A member of the Presidential Electoral Reform Committee of Nigeria, Dr Jibrin Ibrahim, has lauded Ghana’s Electoral Commission (EC) and electoral processes, pointing out that all the elements to facilitate free and elections anywhere are in place in Ghana.
He therefore advised the EC not to panic, but remain calm and watchful in the last lap to the election day, while charging citizens to be vigilant, since “citizens’ vigilance guarantees free and fair elections.”
Dr Ibrahim, who is the Executive Director of the Centre for Democracy and Development (CDD) in Abuja, told the Daily Graphic in an interview that in his work he had examined closely Ghana’s electoral system and found that there was no need for any major reviews of any kind.
This, he said, was because a lot of things that were being considered to be introduced in Nigeria were things already being done in Ghana.
He said fourteen months of reviewing Nigeria’s Electoral system and processes had brought to the fore some concerns of Nigerians.

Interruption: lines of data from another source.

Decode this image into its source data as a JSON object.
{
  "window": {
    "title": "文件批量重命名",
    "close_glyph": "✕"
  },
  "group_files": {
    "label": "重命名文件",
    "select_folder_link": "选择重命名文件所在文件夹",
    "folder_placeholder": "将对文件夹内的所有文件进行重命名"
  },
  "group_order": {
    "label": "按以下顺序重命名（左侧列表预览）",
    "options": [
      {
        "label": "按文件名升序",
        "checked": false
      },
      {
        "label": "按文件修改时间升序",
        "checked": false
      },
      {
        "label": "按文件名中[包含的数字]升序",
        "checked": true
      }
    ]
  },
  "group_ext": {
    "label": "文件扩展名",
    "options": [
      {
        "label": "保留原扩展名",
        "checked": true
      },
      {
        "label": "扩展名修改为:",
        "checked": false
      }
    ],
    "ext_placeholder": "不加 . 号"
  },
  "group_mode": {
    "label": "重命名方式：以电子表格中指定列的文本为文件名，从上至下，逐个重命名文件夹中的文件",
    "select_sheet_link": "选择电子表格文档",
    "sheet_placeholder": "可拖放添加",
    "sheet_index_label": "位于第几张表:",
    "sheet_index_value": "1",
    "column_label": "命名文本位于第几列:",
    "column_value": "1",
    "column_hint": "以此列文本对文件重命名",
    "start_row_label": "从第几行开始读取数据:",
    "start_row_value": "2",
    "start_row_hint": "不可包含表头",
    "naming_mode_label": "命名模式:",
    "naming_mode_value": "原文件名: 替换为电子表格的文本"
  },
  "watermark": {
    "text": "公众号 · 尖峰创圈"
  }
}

Some of the concerns were the commission of massive electoral fraud, the fact that no one was punished for the fraud and the fact that those who perpetrated the fraud got into government.
Dr Ibrahim said the committee made propositions to address those concerns, some of which included having a system in which people would be sanctioned for electoral fraud and a system that would ensure that those who perpetrated electoral fraud did not get into government or otherwise benefit from their action.
Prior to the interview, Dr Ibrahim spoke at a Citizen’s Public Forum on “Disputed Elections and Their Consequences in Kenya and Nigeria: Lessons for Ghana,” organised by the Centre for Democratic Governance as part of its Election Issues Platform 2008 programme.
Other speakers were Dr Grace Wamue, a lecturer of the Kenyatta University in Kenya, and Dr Kwesi Aning, Head, Conflict Prevention, Management and Resolution of the Kofi Annan International Peacekeeping Training Centre (KAIPTC).
Dr Wamue, in her presentation, explained how the societal encouragement of gangs and armed groups in Kenya and the politicisation of security agencies prior to the election all contributed to the violence after the election in that country.
She asked politicians to see political power as service and not an opportunity to amass public wealth.
Dr Aning, for his part, said Ghanaians could have successful elections if they were bold enough to challenge lapses in the system.
The Chairman at the function, Mr Kofi Bentum Quantson, advised civil society organisations to remain active and vigilant.
He also called on members of the Council of State, traditional and religious authorities as well as the leadership of associations and groups like the Ghana Bar Association to consistently let their voices be heard on national issues that could threaten social cohesion.